◆ **Source data**
------------------------------------------------
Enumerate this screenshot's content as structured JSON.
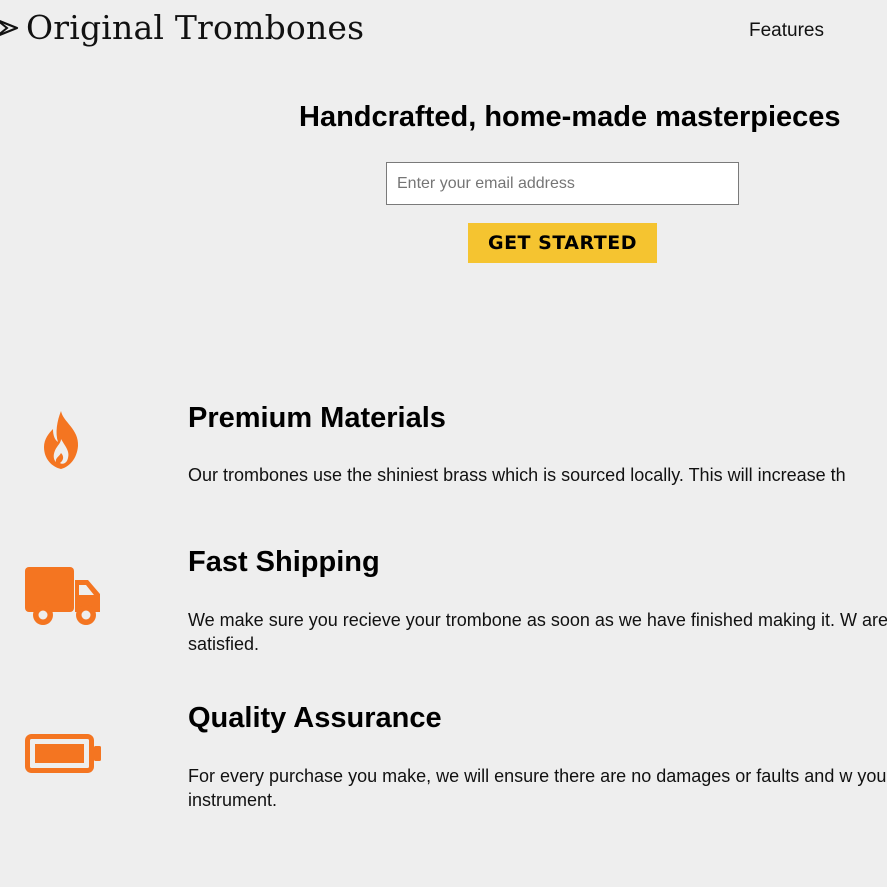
{
  "header": {
    "brand": "Original Trombones",
    "nav_features": "Features"
  },
  "hero": {
    "title": "Handcrafted, home-made masterpieces",
    "email_placeholder": "Enter your email address",
    "email_value": "",
    "cta_label": "GET STARTED"
  },
  "features": [
    {
      "icon": "fire-icon",
      "title": "Premium Materials",
      "text": "Our trombones use the shiniest brass which is sourced locally. This will increase th"
    },
    {
      "icon": "truck-icon",
      "title": "Fast Shipping",
      "text": "We make sure you recieve your trombone as soon as we have finished making it. W are not satisfied."
    },
    {
      "icon": "battery-icon",
      "title": "Quality Assurance",
      "text": "For every purchase you make, we will ensure there are no damages or faults and w your instrument."
    }
  ],
  "colors": {
    "background": "#eeeeee",
    "accent_orange": "#f47521",
    "cta_yellow": "#f5c430"
  }
}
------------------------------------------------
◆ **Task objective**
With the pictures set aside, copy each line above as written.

◆ **Result of this exercise**
Enumerate this screenshot's content as structured JSON.
{
  "header": {
    "brand": "Original Trombones",
    "nav_features": "Features"
  },
  "hero": {
    "title": "Handcrafted, home-made masterpieces",
    "email_placeholder": "Enter your email address",
    "email_value": "",
    "cta_label": "GET STARTED"
  },
  "features": [
    {
      "icon": "fire-icon",
      "title": "Premium Materials",
      "text": "Our trombones use the shiniest brass which is sourced locally. This will increase th"
    },
    {
      "icon": "truck-icon",
      "title": "Fast Shipping",
      "text": "We make sure you recieve your trombone as soon as we have finished making it. W are not satisfied."
    },
    {
      "icon": "battery-icon",
      "title": "Quality Assurance",
      "text": "For every purchase you make, we will ensure there are no damages or faults and w your instrument."
    }
  ],
  "colors": {
    "background": "#eeeeee",
    "accent_orange": "#f47521",
    "cta_yellow": "#f5c430"
  }
}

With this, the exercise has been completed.